Talking about the industry, fintech, e-commerce, and healthcare make to the top three positions for the most sought after segments among the investors. Though E-commerce has seen it’s all time low with the fewer number of deals, it still managed to retain the top position after the much-hyped fintech segment.
Investment rounds that made headlines
India’s largest online retailer Flipkart remained the highlight of all the funding deals in H1-2017 by closing a mammoth round of $1.4 billion in April from Tencent Holding Ltd, eBay Inc., and Microsoft Corp and $71 million round in July from Naspers. The infusion of capital further consolidates its position to compete with its archrival Amazon India.

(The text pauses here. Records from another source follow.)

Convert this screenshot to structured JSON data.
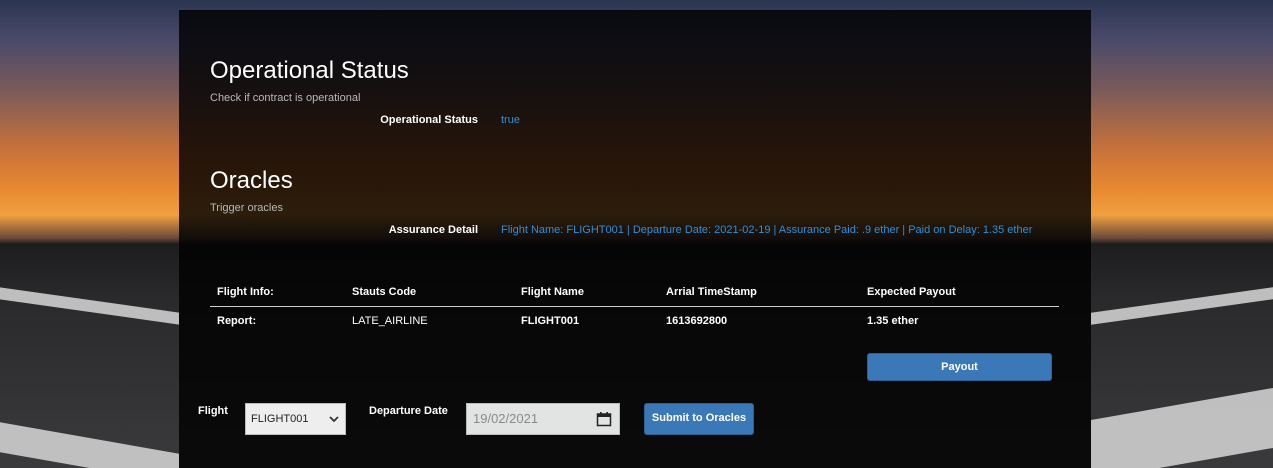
{
  "operational": {
    "title": "Operational Status",
    "subtitle": "Check if contract is operational",
    "status_label": "Operational Status",
    "status_value": "true"
  },
  "oracles": {
    "title": "Oracles",
    "subtitle": "Trigger oracles",
    "assurance_label": "Assurance Detail",
    "assurance_value": "Flight Name: FLIGHT001 | Departure Date: 2021-02-19 | Assurance Paid: .9 ether | Paid on Delay: 1.35 ether"
  },
  "report_table": {
    "headers": [
      "Flight Info:",
      "Stauts Code",
      "Flight Name",
      "Arrial TimeStamp",
      "Expected Payout"
    ],
    "row": [
      "Report:",
      "LATE_AIRLINE",
      "FLIGHT001",
      "1613692800",
      "1.35 ether"
    ]
  },
  "payout_button": "Payout",
  "form": {
    "flight_label": "Flight",
    "flight_selected": "FLIGHT001",
    "date_label": "Departure Date",
    "date_value": "19/02/2021",
    "submit_label": "Submit to Oracles"
  },
  "colors": {
    "accent": "#3b78b8",
    "link_text": "#2f8fd8",
    "panel": "#000000"
  },
  "icons": [
    "chevron-down-icon",
    "calendar-icon"
  ]
}
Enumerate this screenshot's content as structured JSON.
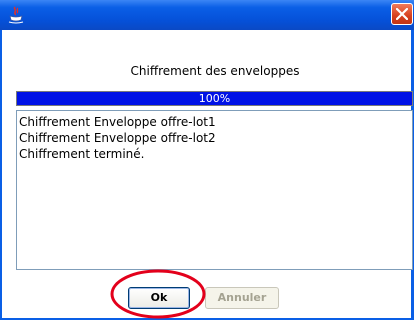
{
  "dialog": {
    "heading": "Chiffrement des enveloppes",
    "progress_text": "100%",
    "progress_value": 1.0,
    "log_lines": [
      "Chiffrement Enveloppe offre-lot1",
      "Chiffrement Enveloppe offre-lot2",
      "Chiffrement terminé."
    ],
    "ok_label": "Ok",
    "cancel_label": "Annuler"
  },
  "icons": {
    "app": "java-icon",
    "close": "close-icon"
  },
  "colors": {
    "titlebar": "#0a5fe6",
    "progress_fill": "#0012e6",
    "highlight_circle": "#e3001b",
    "close_button": "#d6401e"
  }
}
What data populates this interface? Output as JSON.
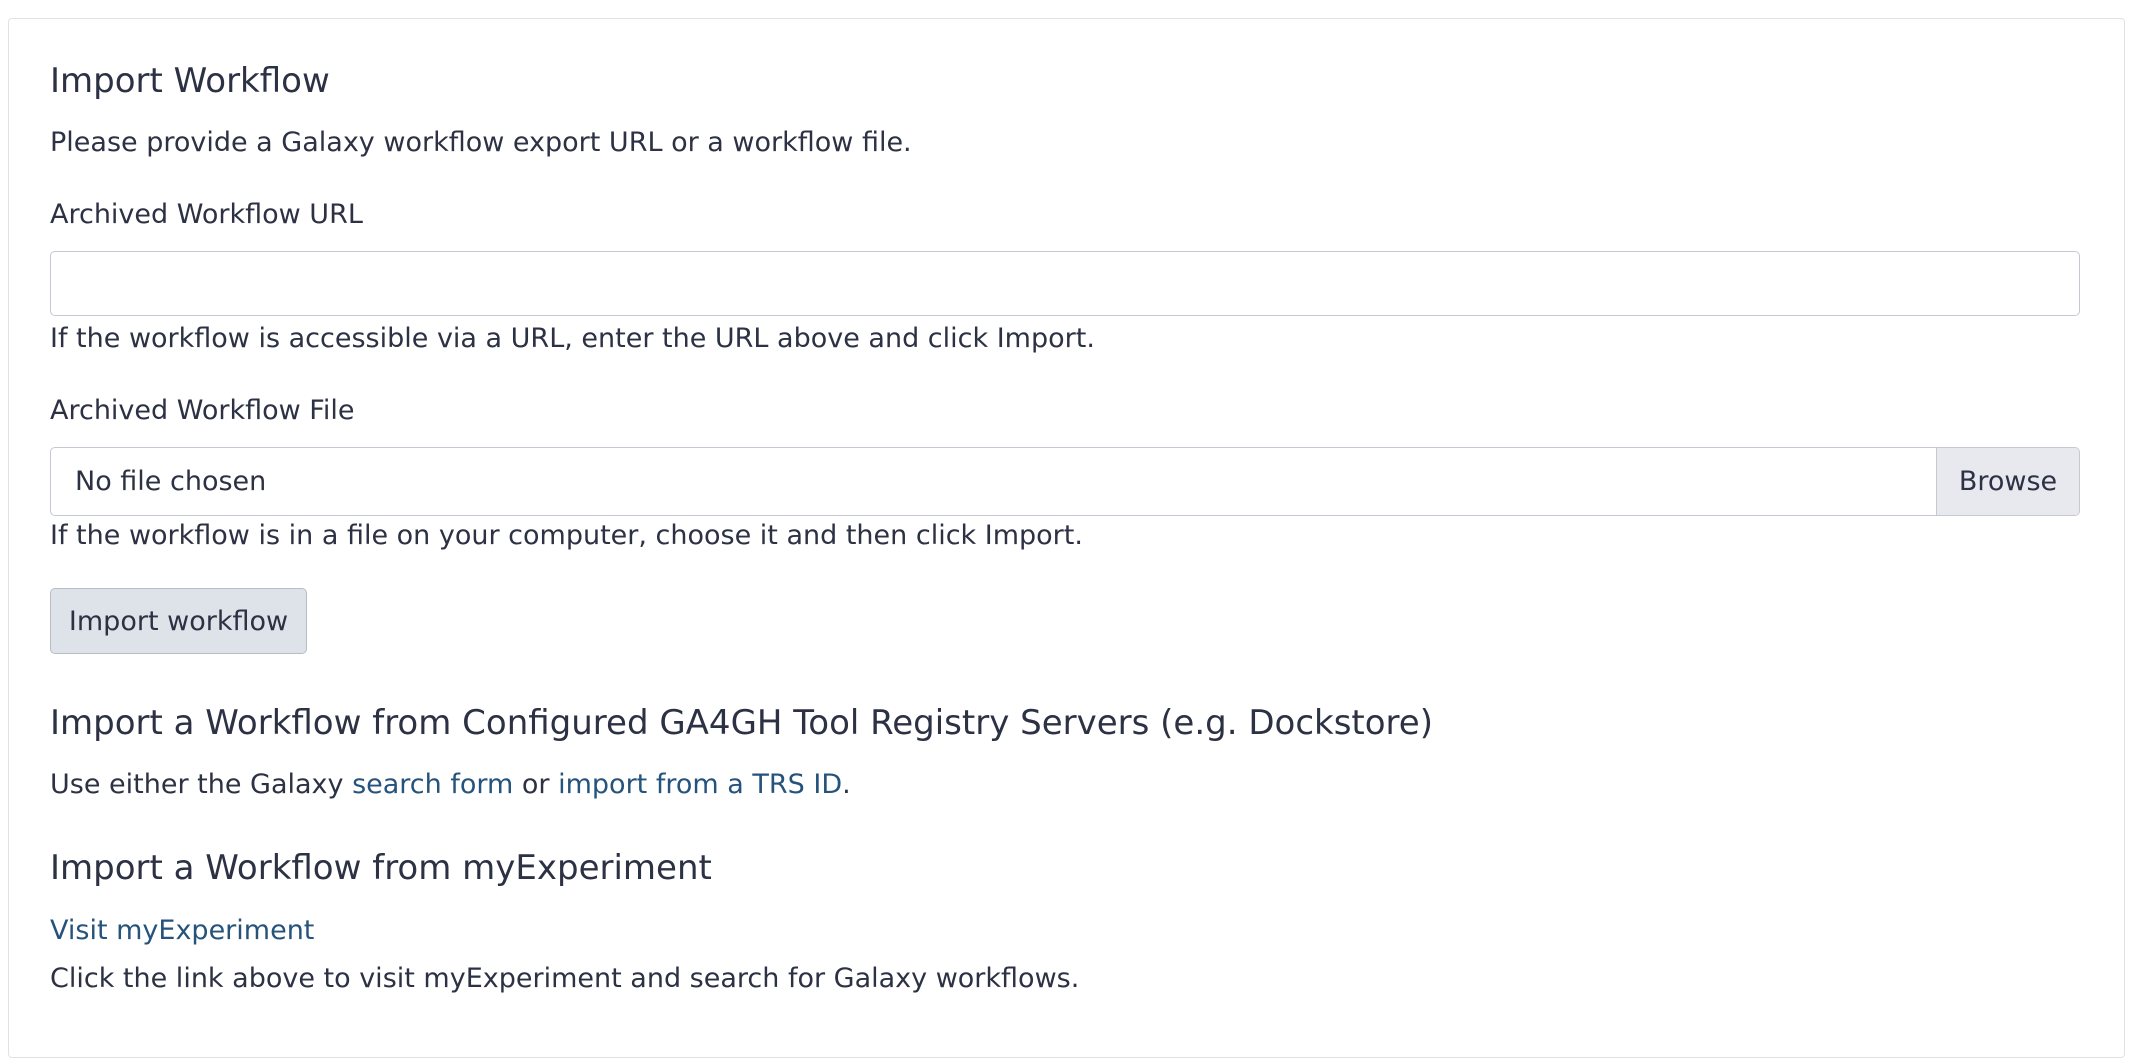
{
  "import_section": {
    "title": "Import Workflow",
    "description": "Please provide a Galaxy workflow export URL or a workflow file.",
    "url_field": {
      "label": "Archived Workflow URL",
      "value": "",
      "placeholder": "",
      "help": "If the workflow is accessible via a URL, enter the URL above and click Import."
    },
    "file_field": {
      "label": "Archived Workflow File",
      "file_name": "No file chosen",
      "browse_label": "Browse",
      "help": "If the workflow is in a file on your computer, choose it and then click Import."
    },
    "import_button_label": "Import workflow"
  },
  "trs_section": {
    "title": "Import a Workflow from Configured GA4GH Tool Registry Servers (e.g. Dockstore)",
    "text_before": "Use either the Galaxy ",
    "search_link": "search form",
    "text_middle": " or ",
    "trs_id_link": "import from a TRS ID",
    "text_after": "."
  },
  "myexperiment_section": {
    "title": "Import a Workflow from myExperiment",
    "link": "Visit myExperiment",
    "help": "Click the link above to visit myExperiment and search for Galaxy workflows."
  },
  "colors": {
    "text": "#2c3143",
    "link": "#25537b",
    "button_bg": "#dee2e9",
    "border": "#c6c9d2"
  }
}
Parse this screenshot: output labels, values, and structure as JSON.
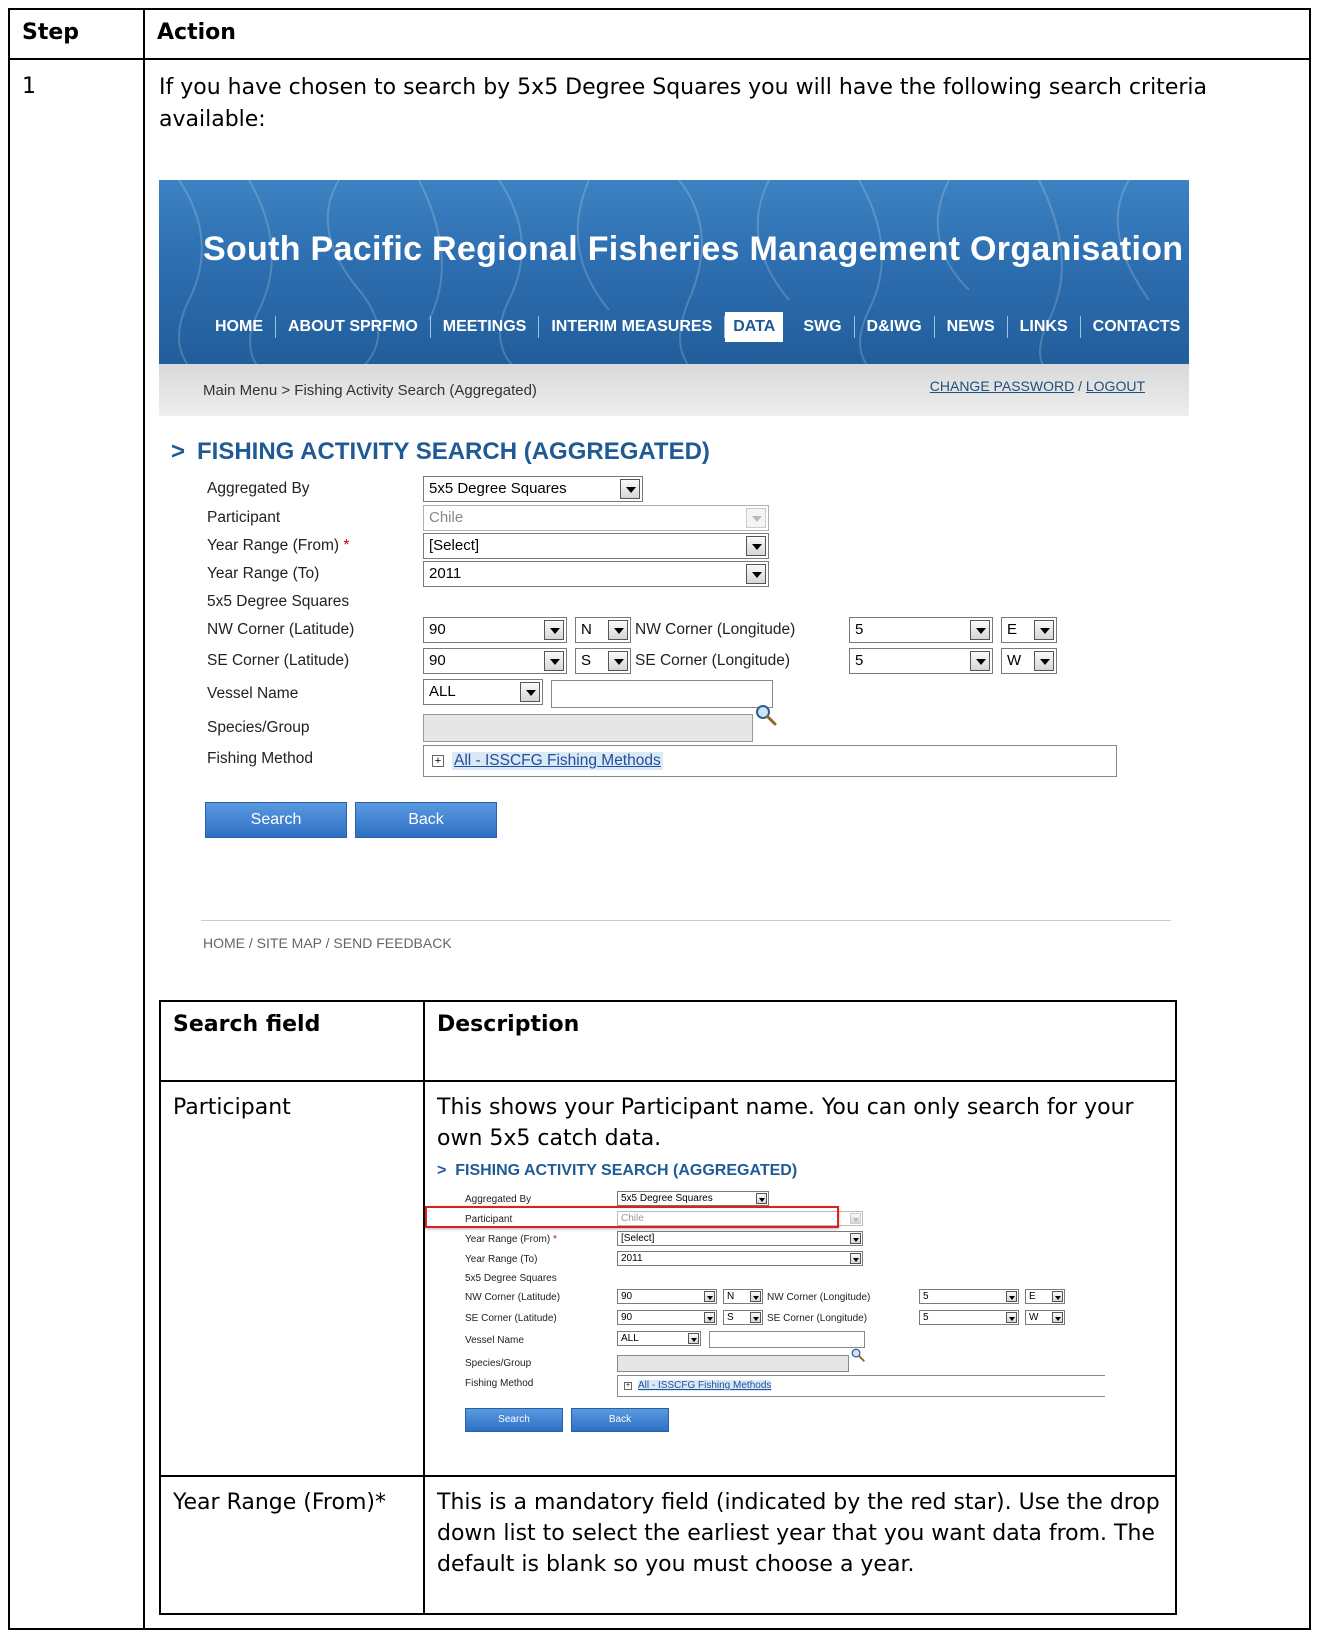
{
  "headers": {
    "step": "Step",
    "action": "Action"
  },
  "step_number": "1",
  "intro": "If you have chosen to search by 5x5 Degree Squares you will have the following search criteria available:",
  "site": {
    "title": "South Pacific Regional Fisheries Management Organisation",
    "nav": [
      "HOME",
      "ABOUT SPRFMO",
      "MEETINGS",
      "INTERIM MEASURES",
      "DATA",
      "SWG",
      "D&IWG",
      "NEWS",
      "LINKS",
      "CONTACTS"
    ],
    "active_nav": "DATA",
    "breadcrumb": "Main Menu > Fishing Activity Search (Aggregated)",
    "change_password": "CHANGE PASSWORD",
    "sep": "/",
    "logout": "LOGOUT",
    "heading": "FISHING ACTIVITY SEARCH (AGGREGATED)",
    "chevron": ">",
    "form": {
      "aggregated_by_label": "Aggregated By",
      "aggregated_by_value": "5x5 Degree Squares",
      "participant_label": "Participant",
      "participant_value": "Chile",
      "year_from_label": "Year Range (From)",
      "required_mark": "*",
      "year_from_value": "[Select]",
      "year_to_label": "Year Range (To)",
      "year_to_value": "2011",
      "squares_label": "5x5 Degree Squares",
      "nw_lat_label": "NW Corner (Latitude)",
      "nw_lat_value": "90",
      "nw_lat_dir": "N",
      "nw_lon_label": "NW Corner (Longitude)",
      "nw_lon_value": "5",
      "nw_lon_dir": "E",
      "se_lat_label": "SE Corner (Latitude)",
      "se_lat_value": "90",
      "se_lat_dir": "S",
      "se_lon_label": "SE Corner (Longitude)",
      "se_lon_value": "5",
      "se_lon_dir": "W",
      "vessel_label": "Vessel Name",
      "vessel_value": "ALL",
      "species_label": "Species/Group",
      "method_label": "Fishing Method",
      "method_expand": "+",
      "method_value": "All - ISSCFG Fishing Methods",
      "search_button": "Search",
      "back_button": "Back"
    },
    "footer": "HOME / SITE MAP / SEND FEEDBACK"
  },
  "inner_table": {
    "headers": {
      "field": "Search field",
      "description": "Description"
    },
    "rows": [
      {
        "field": "Participant",
        "description": "This shows your Participant name. You can only search for your own 5x5 catch data."
      },
      {
        "field": "Year Range (From)*",
        "description": "This is a mandatory field (indicated by the red star). Use the drop down list to select the earliest year that you want data from. The default is blank so you must choose a year."
      }
    ]
  }
}
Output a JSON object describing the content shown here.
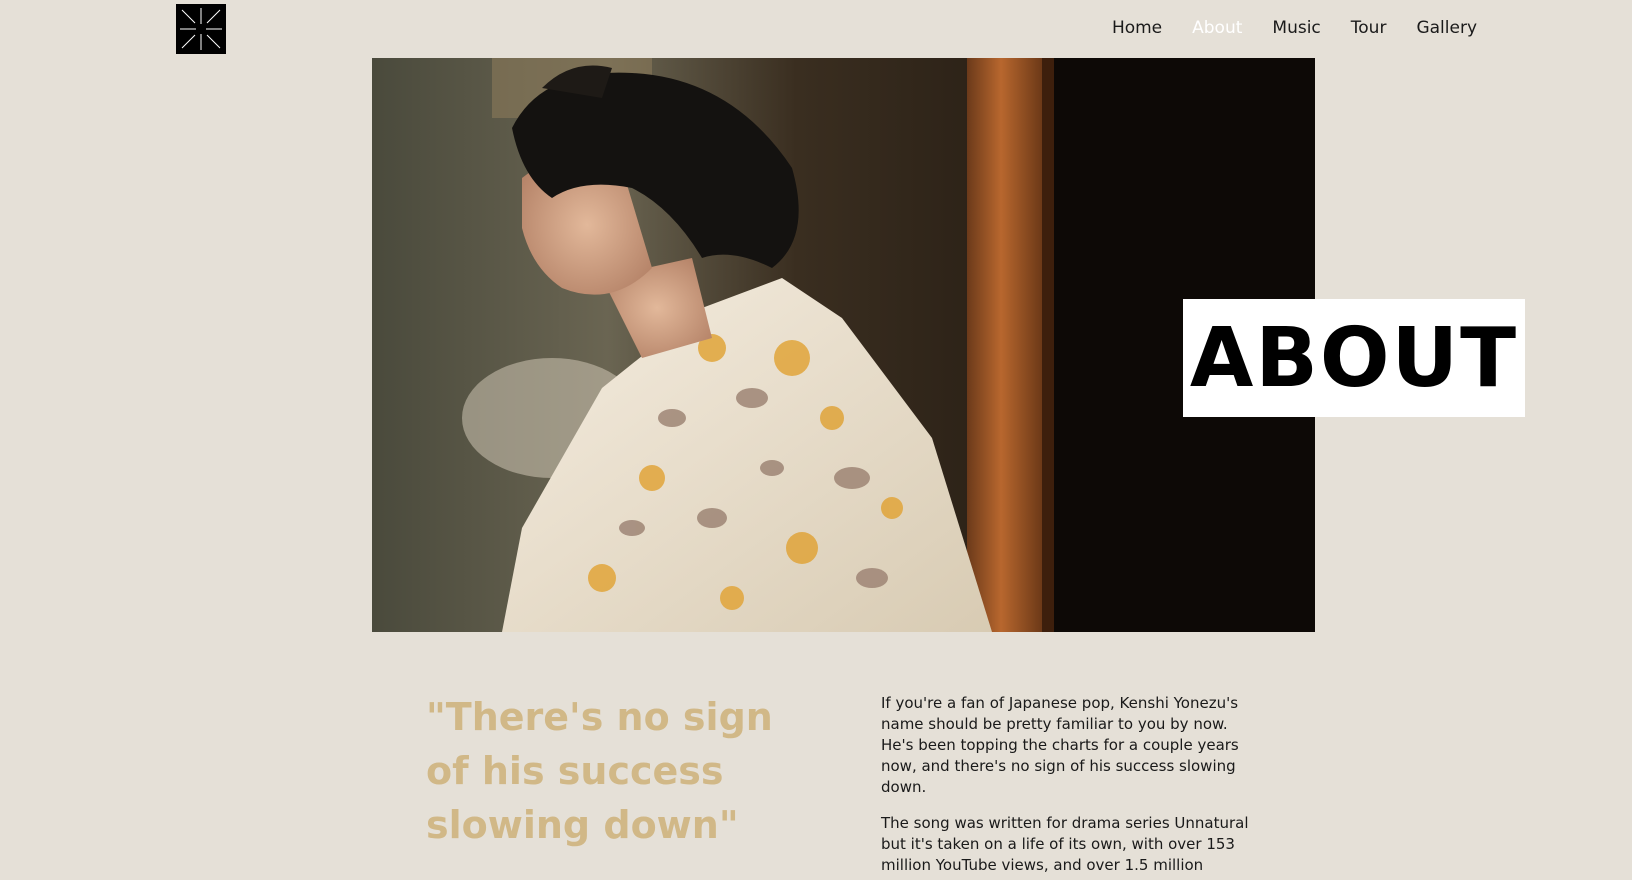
{
  "header": {
    "logo_icon": "kenshi-logo-icon",
    "nav": [
      {
        "label": "Home",
        "active": false
      },
      {
        "label": "About",
        "active": true
      },
      {
        "label": "Music",
        "active": false
      },
      {
        "label": "Tour",
        "active": false
      },
      {
        "label": "Gallery",
        "active": false
      }
    ]
  },
  "hero": {
    "section_title": "ABOUT"
  },
  "content": {
    "quote": "\"There's no sign of his success slowing down\"",
    "paragraphs": [
      "If you're a fan of Japanese pop, Kenshi Yonezu's name should be pretty familiar to you by now. He's been topping the charts for a couple years now, and there's no sign of his success slowing down.",
      "The song was written for drama series Unnatural but it's taken on a life of its own, with over 153 million YouTube views, and over 1.5 million"
    ]
  },
  "colors": {
    "background": "#e5e0d7",
    "accent_quote": "#d1b887",
    "nav_active": "#ffffff",
    "text": "#1a1a1a"
  }
}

Flipkart was followed by Ola and Paytm, with Ola raising three rounds of funding during the period and Paytm e-commerce raising $300 million round from Alibaba. Ola raised $330 million from Softbank, $105 million from Falcon Edge Capital and $50 million from Tekne Capital.
Gurgaon-based wind energy firm ReNew Power raised $200 million from JERA, which is a subsidiary of Tokyo Electric Power. ReNew Power targets to become one of the leading renewable energy producers in India, initially focusing on purchasing and operating the majority of wind farms in India.
Another green energy producer Hero Future Energies is next on the list with $125 million round from International Finance Corporation.
Mergers and Acquisitions
The year started with PropTiger, an independent real estate advisory firm acquiring online real estate listing platform, housing.com in January 2017.
In March, India’s first listed e-commerce entity Infibeam acquired cloud ERP solutions provider DRC Systems. Through this acquisition, Infibeam plans to develop customized software solutions for e-commerce applications.
Later we saw local e-commerce giant Flipkart acquiring eBay India business in a bid to fight against rising competition from Amazon. As part of the deal, eBay Inc has put $500 million in Flipkart and sold its India business to Flipkart at a valuation of $200 million.
In June, online food discovery and delivery platform Zomato bought hyper local delivery startup Runnr and prepares to start its own food delivery platform. The merged entry of RoadRunnr and TinyOwl, Runnr was valued at $40 million at the time of the deal.
By the time, we are completing this report for H1 2017, Flipkart looks quite positive with its bold move to acquire troubled e-commerce and its homegrown competitor Snapdeal in close to a billion dollar deal. Even though the promoters and early investors in Snapdeal are not supporting the acquisition, the deal has the blessings of gargantuan Investment major, Softbank Capital. Softbank is a leading investor in Snapdeal and is looking to roll up its investment to outrun e-commerce giant Amazon.
In the meantime, Snapdeal has sold its mobile-wallet subsidiary Freecharge which it acquired in $400 million deal to Axis Bank in $60 million. This $60 million will help Snapdeal to continue its operation as an independent unit on a small scale, which they are calling Snapdeal 2.0
“Even though the funding scene in Indian startup ecosystem is regaining momentum, Flipkart and Paytm cornered most of the funding in H1 2017, signaling a drought of funds for other players in India.” says Abhishek Singh, Co-Founder YoStartups.
In addition to this in the first half of 2017, average ticket size of the funds raised in Series-A rounds was smaller than those raised in 2015 and 2016. Series C has become even tougher in the first half of 2017, seeing the lowest figures since 2015, both for the number of deals and funds garnered. All in all, the mid range funding has taken a hit with timelines for raising series B and C rounds moving northwards.
The first half-year of 2017 has been tough on the investors as well, who are yet to see good exists this year. The momentum may not change substantially in the next 6 months, though the India story is more attractive than ever and investors are keen to latch on to the bandwagon, provided we can demonstrate good business models.